To determine the relative frequency and change of malignant lymphoma in Korea according to the 4th World Health Organization (WHO) classification and compare with previous reports. Between 2015 and 2016, 7737 new patients with malignant lymphoma were enrolled from 31 institutes, with their clinicopathologic information obtained, and evaluated for the relative frequency of lymphoma subtypes. The relative frequency of non-Hodgkin lymphoma (NHL) was 94.8%, and that of Hodgkin lymphoma (HL) was 5.2%. B cell lymphomas accounted for 83.1% of all NHLs; T/natural killer (NK) cell lymphomas, 16.4%; and immunodeficiency-associated lymphoproliferative disorders, 0.5%. The most common NHL subtypes were diffuse large B cell (41.5%), extranodal marginal zone (MALT, 19.8%), follicular (7.5%), NK/ T cell (4.2%), and peripheral T cell lymphomas, not otherwise specific (PTCL, NOS, 3.4%). Nodular sclerosis was the predominant HL subtype (48.5%), followed by mixed cellularity (28.7%), lymphocyte-rich (6.8%), lymphocyte-depleted (1.5%), lymphocyte-predominant (2.8%), and unclassified HL (11.8%). Compared with a previous report, increased B cell lymphomas (77.6–83.1%) and slightly decreased NK/T cell lymphomas and PTCL were observed. The incidence of follicular lymphoma increased by more than 2.5-fold (2.9–7.5%). Incidence rates of newly diagnosed lymphomas were lower for HL and higher for extranodal NHL, MALT, and nasal type NK/T cell lymphomas in Korea than those in Western countries. A slight increase in the relative frequency of B cell lymphoma and a prominent increase in follicular lymphoma may be attributed to refined diagnostic criteria and Westernized disease patterns.

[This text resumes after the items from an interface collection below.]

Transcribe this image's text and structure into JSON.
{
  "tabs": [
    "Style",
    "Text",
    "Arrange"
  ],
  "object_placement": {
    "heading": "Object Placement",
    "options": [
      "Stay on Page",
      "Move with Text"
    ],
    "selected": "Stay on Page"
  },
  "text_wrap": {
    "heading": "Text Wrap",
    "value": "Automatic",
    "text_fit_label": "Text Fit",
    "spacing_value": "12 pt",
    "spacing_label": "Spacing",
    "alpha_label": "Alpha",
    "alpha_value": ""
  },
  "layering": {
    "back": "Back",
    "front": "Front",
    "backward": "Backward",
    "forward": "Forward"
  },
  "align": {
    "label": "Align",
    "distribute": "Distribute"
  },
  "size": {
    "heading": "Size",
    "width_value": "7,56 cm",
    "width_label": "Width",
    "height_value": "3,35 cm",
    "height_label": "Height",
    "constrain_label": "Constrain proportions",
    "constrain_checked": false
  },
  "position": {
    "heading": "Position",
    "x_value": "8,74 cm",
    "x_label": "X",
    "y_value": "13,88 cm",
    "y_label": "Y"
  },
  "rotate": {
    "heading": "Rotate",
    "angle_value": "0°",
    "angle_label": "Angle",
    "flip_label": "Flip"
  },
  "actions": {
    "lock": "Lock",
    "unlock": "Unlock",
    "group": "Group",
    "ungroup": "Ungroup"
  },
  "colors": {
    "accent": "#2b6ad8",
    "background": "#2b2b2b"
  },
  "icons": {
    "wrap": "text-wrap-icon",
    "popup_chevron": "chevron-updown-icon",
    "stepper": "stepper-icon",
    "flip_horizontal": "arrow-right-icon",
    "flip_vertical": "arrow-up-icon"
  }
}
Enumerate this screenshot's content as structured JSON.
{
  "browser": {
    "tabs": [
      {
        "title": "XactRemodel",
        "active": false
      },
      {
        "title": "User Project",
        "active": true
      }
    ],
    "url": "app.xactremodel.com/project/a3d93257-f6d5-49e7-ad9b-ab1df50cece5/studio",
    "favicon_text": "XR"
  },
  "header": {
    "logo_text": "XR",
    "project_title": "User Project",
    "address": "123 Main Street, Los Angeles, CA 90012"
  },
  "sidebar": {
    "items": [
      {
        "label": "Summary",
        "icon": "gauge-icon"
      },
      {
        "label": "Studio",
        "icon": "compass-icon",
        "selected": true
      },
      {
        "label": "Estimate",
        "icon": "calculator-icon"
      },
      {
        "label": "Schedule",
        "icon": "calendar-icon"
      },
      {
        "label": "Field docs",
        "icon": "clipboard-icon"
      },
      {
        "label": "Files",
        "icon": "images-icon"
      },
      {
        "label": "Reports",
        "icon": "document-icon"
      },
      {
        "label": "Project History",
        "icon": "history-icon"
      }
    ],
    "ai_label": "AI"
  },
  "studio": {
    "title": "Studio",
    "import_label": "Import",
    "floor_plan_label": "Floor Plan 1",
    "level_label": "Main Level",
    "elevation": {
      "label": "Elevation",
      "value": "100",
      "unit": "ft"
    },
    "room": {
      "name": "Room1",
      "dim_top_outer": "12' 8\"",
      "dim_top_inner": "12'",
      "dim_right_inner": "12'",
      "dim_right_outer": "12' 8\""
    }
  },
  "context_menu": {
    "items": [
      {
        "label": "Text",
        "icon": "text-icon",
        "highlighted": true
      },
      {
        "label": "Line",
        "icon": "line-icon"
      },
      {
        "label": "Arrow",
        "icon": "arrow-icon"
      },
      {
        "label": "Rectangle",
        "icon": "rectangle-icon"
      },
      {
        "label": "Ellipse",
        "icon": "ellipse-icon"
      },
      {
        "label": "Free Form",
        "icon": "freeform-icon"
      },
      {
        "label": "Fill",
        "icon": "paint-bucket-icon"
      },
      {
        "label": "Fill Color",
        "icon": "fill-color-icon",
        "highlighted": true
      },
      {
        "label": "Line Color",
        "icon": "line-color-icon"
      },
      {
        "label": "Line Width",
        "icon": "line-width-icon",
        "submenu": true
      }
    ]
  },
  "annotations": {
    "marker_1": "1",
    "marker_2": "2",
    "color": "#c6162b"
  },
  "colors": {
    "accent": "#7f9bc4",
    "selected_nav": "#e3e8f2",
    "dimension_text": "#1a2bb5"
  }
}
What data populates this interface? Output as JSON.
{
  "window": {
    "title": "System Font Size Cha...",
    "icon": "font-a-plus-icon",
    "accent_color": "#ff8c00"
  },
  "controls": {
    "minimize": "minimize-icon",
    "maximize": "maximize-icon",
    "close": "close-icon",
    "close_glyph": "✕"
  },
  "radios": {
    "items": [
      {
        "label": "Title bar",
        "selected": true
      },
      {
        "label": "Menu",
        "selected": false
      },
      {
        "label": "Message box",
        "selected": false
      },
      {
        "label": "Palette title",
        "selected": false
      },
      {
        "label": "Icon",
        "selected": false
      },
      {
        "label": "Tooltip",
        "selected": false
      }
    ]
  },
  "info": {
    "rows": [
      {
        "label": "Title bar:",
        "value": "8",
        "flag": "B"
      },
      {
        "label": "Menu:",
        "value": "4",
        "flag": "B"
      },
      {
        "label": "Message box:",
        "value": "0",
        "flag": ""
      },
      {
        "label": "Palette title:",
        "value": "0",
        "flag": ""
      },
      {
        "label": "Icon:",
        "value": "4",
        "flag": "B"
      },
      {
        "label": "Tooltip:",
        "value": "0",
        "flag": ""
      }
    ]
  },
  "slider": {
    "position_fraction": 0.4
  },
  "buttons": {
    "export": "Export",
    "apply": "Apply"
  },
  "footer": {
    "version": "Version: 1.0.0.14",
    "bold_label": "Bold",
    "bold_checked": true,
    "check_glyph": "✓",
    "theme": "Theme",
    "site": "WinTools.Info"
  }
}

- Malignant lymphoma
- WHO classification
ASJC Scopus subject areas
- Pathology and Forensic Medicine